== EXERCISE PROMPT ==
Look through the data below. Pick out the lines holding the string "Ozlem".

··· RECORDS SUPPLIED ···

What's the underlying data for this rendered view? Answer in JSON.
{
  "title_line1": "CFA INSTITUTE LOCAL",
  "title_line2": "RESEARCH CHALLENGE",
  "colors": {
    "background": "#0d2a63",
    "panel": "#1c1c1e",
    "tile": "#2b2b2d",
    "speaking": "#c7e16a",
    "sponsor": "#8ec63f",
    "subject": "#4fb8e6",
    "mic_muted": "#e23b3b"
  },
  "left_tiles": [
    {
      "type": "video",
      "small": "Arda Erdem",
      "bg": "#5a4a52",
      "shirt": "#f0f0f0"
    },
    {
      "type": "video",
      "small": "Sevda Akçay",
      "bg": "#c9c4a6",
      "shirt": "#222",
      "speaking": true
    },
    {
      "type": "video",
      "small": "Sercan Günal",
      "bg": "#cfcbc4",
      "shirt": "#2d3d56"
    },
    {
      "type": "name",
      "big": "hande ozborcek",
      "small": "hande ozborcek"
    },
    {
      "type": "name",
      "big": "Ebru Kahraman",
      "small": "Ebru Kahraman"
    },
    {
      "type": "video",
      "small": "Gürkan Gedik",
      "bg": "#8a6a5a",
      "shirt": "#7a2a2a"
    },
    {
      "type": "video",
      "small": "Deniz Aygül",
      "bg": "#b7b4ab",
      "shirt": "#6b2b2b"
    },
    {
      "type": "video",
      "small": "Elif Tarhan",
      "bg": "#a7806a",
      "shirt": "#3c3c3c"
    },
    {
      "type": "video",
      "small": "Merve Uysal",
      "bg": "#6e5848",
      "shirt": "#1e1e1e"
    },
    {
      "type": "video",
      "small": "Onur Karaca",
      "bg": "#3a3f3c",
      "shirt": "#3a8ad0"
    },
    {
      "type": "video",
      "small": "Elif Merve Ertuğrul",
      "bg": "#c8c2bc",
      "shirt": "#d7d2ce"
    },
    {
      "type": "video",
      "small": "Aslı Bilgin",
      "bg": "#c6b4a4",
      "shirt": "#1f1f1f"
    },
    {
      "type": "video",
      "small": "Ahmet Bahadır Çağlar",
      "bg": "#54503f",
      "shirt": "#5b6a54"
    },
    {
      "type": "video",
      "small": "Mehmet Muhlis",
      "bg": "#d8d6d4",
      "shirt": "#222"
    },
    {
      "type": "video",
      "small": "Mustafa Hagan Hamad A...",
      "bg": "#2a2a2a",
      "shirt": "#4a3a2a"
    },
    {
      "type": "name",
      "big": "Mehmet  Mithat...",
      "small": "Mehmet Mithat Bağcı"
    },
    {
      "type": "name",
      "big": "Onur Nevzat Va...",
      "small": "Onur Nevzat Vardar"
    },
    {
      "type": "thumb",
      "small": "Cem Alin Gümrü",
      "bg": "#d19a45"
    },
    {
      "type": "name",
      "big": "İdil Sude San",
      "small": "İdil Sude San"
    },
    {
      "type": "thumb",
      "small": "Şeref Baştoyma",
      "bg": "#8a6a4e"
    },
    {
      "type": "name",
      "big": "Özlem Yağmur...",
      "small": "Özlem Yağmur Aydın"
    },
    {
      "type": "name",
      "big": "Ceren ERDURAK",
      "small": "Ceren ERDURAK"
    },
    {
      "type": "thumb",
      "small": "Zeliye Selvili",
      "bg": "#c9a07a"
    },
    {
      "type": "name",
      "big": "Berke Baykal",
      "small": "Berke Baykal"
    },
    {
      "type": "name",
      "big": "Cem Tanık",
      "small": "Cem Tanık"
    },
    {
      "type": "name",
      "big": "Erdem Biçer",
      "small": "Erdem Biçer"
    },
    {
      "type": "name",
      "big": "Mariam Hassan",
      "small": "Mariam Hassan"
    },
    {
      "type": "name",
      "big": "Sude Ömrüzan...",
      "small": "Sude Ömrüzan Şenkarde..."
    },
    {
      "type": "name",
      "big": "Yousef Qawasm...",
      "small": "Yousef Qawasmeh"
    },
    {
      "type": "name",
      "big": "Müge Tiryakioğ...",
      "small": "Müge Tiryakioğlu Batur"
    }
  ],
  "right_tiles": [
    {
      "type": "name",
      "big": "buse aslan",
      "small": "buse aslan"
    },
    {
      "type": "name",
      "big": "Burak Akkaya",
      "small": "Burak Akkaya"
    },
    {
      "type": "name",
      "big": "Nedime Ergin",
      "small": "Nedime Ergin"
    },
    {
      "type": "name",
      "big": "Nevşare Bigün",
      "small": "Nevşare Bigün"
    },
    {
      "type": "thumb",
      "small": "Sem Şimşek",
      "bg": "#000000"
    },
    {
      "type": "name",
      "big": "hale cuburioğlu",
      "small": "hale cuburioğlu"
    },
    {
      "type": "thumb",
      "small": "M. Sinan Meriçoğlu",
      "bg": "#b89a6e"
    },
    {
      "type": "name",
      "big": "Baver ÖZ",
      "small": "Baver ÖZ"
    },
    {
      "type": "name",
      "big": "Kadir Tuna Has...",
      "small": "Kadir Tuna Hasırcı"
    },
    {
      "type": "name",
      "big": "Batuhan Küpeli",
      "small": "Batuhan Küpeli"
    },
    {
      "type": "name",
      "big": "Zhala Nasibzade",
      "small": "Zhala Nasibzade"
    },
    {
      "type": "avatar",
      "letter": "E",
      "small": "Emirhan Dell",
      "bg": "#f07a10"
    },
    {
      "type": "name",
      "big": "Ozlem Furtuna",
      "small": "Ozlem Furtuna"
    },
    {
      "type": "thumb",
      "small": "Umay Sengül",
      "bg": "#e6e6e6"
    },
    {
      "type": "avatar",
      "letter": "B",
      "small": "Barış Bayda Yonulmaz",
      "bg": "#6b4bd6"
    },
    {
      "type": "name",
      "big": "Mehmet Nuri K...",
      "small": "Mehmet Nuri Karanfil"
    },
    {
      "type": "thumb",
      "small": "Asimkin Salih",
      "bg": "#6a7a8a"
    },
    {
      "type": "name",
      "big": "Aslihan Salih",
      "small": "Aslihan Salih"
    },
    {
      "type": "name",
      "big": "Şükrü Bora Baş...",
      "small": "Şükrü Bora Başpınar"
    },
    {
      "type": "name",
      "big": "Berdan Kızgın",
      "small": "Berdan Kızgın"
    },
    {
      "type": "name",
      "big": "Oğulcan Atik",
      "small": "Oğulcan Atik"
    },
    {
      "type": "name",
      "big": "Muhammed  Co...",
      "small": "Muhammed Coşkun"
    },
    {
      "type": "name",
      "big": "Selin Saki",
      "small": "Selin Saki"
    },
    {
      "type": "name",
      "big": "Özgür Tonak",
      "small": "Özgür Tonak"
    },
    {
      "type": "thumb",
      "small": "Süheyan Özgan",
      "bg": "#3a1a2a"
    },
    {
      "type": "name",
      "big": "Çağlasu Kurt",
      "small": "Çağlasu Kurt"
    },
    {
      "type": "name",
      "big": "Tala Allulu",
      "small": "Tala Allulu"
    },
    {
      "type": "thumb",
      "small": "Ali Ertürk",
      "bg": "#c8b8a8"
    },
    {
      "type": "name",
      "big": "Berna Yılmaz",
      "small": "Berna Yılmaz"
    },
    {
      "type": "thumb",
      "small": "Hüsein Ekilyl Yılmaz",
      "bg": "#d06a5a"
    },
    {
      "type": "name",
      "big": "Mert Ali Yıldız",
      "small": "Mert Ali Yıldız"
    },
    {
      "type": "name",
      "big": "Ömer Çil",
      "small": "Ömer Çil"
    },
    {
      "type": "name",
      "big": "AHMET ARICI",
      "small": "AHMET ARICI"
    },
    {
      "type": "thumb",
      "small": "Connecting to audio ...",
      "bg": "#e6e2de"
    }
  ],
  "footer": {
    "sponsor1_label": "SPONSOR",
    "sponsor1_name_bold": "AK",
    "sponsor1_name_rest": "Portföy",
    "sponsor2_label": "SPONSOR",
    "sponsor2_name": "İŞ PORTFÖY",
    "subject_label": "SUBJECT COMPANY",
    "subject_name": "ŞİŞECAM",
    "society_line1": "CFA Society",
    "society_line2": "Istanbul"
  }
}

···

== SOLUTION TO THIS EXERCISE ==
      "big": "Ozlem Furtuna",
      "small": "Ozlem Furtuna"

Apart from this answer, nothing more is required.